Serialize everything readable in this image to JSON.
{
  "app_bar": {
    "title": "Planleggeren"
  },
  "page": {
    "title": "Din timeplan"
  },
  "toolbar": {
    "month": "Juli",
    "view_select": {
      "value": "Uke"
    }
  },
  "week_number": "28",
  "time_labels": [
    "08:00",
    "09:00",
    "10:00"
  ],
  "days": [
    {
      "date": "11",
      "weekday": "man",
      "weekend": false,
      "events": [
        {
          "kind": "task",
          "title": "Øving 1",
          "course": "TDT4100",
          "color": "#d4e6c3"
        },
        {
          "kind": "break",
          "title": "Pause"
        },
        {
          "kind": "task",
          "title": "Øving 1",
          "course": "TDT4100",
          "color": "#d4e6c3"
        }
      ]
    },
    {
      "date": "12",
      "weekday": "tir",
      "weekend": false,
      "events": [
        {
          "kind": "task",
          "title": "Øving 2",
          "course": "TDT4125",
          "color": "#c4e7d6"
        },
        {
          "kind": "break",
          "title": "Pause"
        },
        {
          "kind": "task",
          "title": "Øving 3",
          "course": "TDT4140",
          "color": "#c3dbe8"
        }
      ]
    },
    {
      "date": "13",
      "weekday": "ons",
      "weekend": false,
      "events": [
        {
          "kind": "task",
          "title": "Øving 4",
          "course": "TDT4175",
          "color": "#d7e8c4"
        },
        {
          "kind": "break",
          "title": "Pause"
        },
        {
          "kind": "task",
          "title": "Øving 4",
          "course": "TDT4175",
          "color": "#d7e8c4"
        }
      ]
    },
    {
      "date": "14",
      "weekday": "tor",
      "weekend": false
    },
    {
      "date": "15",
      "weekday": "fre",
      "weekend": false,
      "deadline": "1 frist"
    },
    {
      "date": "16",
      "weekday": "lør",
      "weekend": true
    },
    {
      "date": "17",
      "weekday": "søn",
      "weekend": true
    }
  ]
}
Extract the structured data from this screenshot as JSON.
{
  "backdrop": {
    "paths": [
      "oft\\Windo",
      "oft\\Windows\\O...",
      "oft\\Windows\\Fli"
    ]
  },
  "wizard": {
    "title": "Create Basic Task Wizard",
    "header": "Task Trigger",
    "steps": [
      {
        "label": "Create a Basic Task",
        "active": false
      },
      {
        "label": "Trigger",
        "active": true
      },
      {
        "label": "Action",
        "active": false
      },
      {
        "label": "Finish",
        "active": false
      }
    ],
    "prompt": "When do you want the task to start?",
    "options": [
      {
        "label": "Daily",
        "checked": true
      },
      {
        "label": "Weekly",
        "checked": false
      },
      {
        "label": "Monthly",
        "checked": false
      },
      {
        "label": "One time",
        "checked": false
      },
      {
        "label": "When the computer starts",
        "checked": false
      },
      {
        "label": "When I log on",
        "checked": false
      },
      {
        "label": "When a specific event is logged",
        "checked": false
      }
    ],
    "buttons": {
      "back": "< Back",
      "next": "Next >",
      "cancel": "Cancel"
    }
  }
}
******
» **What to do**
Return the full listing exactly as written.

» **Solved exercise**
Serialize everything readable in this image to JSON.
{
  "app_bar": {
    "title": "Planleggeren"
  },
  "page": {
    "title": "Din timeplan"
  },
  "toolbar": {
    "month": "Juli",
    "view_select": {
      "value": "Uke"
    }
  },
  "week_number": "28",
  "time_labels": [
    "08:00",
    "09:00",
    "10:00"
  ],
  "days": [
    {
      "date": "11",
      "weekday": "man",
      "weekend": false,
      "events": [
        {
          "kind": "task",
          "title": "Øving 1",
          "course": "TDT4100",
          "color": "#d4e6c3"
        },
        {
          "kind": "break",
          "title": "Pause"
        },
        {
          "kind": "task",
          "title": "Øving 1",
          "course": "TDT4100",
          "color": "#d4e6c3"
        }
      ]
    },
    {
      "date": "12",
      "weekday": "tir",
      "weekend": false,
      "events": [
        {
          "kind": "task",
          "title": "Øving 2",
          "course": "TDT4125",
          "color": "#c4e7d6"
        },
        {
          "kind": "break",
          "title": "Pause"
        },
        {
          "kind": "task",
          "title": "Øving 3",
          "course": "TDT4140",
          "color": "#c3dbe8"
        }
      ]
    },
    {
      "date": "13",
      "weekday": "ons",
      "weekend": false,
      "events": [
        {
          "kind": "task",
          "title": "Øving 4",
          "course": "TDT4175",
          "color": "#d7e8c4"
        },
        {
          "kind": "break",
          "title": "Pause"
        },
        {
          "kind": "task",
          "title": "Øving 4",
          "course": "TDT4175",
          "color": "#d7e8c4"
        }
      ]
    },
    {
      "date": "14",
      "weekday": "tor",
      "weekend": false
    },
    {
      "date": "15",
      "weekday": "fre",
      "weekend": false,
      "deadline": "1 frist"
    },
    {
      "date": "16",
      "weekday": "lør",
      "weekend": true
    },
    {
      "date": "17",
      "weekday": "søn",
      "weekend": true
    }
  ]
}
Extract the structured data from this screenshot as JSON.
{
  "backdrop": {
    "paths": [
      "oft\\Windo",
      "oft\\Windows\\O...",
      "oft\\Windows\\Fli"
    ]
  },
  "wizard": {
    "title": "Create Basic Task Wizard",
    "header": "Task Trigger",
    "steps": [
      {
        "label": "Create a Basic Task",
        "active": false
      },
      {
        "label": "Trigger",
        "active": true
      },
      {
        "label": "Action",
        "active": false
      },
      {
        "label": "Finish",
        "active": false
      }
    ],
    "prompt": "When do you want the task to start?",
    "options": [
      {
        "label": "Daily",
        "checked": true
      },
      {
        "label": "Weekly",
        "checked": false
      },
      {
        "label": "Monthly",
        "checked": false
      },
      {
        "label": "One time",
        "checked": false
      },
      {
        "label": "When the computer starts",
        "checked": false
      },
      {
        "label": "When I log on",
        "checked": false
      },
      {
        "label": "When a specific event is logged",
        "checked": false
      }
    ],
    "buttons": {
      "back": "< Back",
      "next": "Next >",
      "cancel": "Cancel"
    }
  }
}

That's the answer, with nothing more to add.